- Recorded information:
[Start of Attachment]

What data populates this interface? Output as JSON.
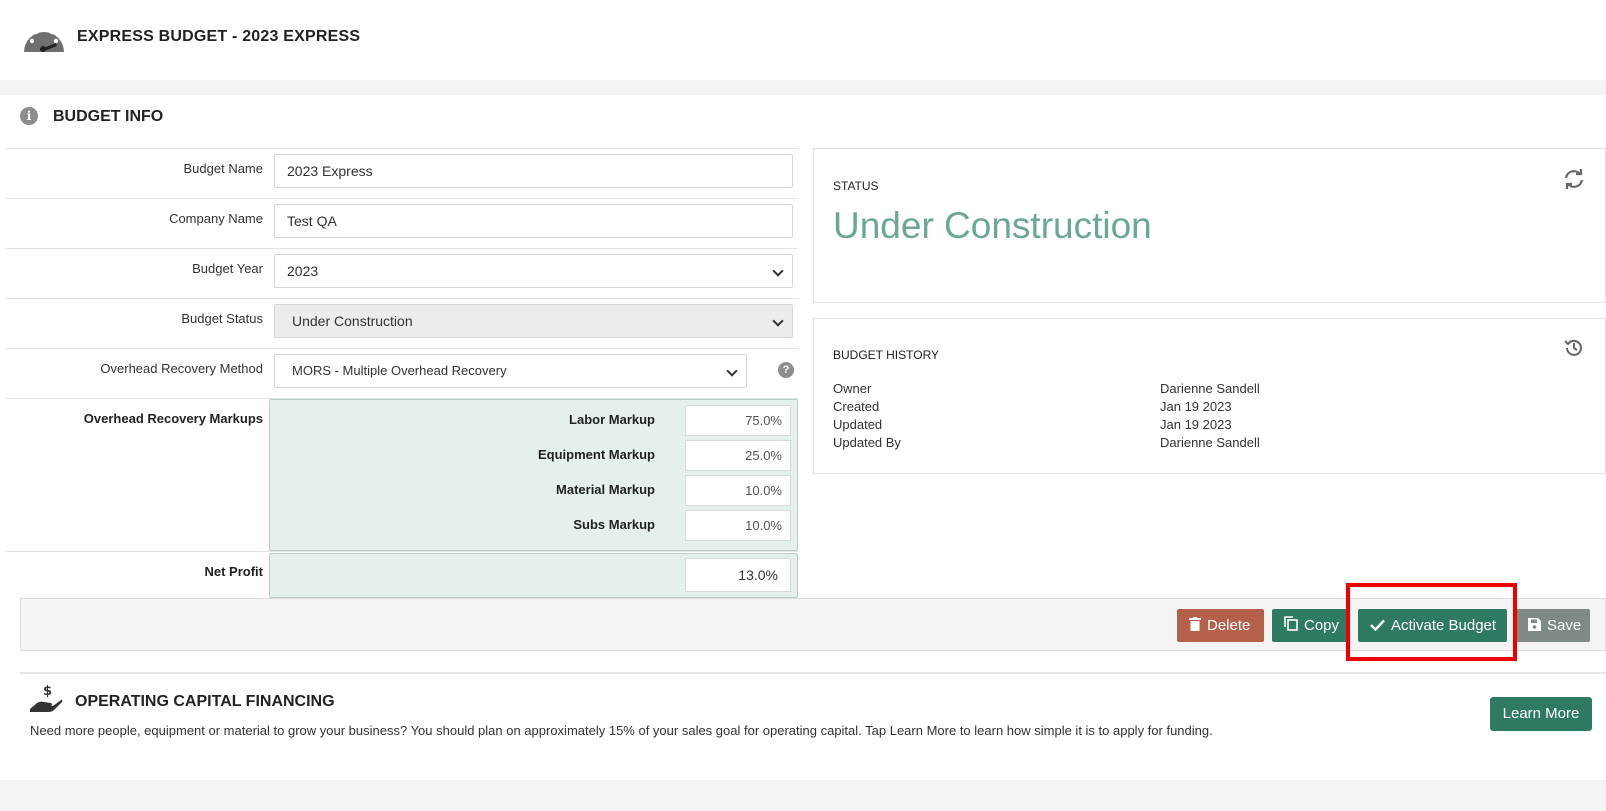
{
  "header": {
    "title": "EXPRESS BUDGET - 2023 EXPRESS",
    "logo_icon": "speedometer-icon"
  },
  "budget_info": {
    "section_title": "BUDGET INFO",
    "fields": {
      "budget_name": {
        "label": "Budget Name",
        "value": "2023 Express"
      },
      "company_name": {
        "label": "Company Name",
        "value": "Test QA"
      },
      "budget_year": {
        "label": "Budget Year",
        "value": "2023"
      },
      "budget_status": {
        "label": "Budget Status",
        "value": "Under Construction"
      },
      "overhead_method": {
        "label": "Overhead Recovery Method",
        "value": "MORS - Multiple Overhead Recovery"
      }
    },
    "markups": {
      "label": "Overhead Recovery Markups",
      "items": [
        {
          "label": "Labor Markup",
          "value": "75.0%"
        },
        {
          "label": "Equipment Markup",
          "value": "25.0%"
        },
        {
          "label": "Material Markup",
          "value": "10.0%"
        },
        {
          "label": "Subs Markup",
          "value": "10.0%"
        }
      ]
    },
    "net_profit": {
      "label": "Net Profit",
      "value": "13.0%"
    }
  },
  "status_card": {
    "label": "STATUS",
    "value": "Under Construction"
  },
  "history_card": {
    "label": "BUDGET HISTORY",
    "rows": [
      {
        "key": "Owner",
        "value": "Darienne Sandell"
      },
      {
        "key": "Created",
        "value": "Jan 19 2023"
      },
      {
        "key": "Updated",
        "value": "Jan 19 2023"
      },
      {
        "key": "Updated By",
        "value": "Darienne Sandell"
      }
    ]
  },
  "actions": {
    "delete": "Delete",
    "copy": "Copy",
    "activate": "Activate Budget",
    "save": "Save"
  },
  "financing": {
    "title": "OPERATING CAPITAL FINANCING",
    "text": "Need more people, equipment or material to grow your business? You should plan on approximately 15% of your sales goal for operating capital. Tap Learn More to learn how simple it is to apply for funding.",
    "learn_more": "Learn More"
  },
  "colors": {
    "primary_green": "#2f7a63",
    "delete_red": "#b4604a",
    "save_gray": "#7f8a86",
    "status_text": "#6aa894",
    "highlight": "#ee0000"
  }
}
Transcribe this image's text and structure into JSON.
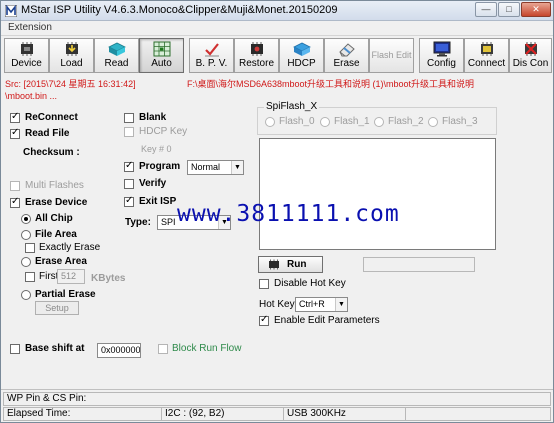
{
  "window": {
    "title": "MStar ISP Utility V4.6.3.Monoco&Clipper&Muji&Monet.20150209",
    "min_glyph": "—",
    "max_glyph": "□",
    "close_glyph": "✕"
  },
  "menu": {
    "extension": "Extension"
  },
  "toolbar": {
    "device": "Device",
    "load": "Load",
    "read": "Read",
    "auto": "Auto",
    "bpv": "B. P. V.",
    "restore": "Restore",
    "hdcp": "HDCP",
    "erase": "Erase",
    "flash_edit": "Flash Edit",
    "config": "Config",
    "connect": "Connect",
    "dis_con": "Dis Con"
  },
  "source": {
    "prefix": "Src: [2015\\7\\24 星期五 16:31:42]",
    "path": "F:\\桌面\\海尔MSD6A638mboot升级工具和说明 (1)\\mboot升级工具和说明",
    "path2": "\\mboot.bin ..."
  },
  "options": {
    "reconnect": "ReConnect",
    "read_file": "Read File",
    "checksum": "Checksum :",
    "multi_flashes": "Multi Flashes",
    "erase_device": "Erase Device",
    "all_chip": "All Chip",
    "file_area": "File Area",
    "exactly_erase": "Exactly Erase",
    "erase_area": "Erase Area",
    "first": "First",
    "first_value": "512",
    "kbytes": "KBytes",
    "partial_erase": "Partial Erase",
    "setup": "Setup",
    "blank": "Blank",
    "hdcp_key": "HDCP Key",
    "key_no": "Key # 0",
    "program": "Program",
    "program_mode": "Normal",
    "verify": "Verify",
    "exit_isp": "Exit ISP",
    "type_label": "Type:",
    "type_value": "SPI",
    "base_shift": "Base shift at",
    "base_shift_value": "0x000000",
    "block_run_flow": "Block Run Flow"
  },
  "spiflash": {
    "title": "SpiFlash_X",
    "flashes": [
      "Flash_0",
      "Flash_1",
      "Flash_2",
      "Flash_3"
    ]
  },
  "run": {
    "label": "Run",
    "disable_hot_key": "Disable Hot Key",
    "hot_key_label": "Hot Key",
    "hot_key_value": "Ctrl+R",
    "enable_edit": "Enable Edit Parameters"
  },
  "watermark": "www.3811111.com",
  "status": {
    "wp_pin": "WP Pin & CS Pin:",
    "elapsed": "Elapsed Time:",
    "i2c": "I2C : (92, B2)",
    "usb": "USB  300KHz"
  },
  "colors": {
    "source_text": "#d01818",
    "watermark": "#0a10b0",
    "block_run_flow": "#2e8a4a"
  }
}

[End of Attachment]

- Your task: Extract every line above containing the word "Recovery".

- Result of this task:
        "label": "Overhead Recovery Method",
        "value": "MORS - Multiple Overhead Recovery"
      "label": "Overhead Recovery Markups",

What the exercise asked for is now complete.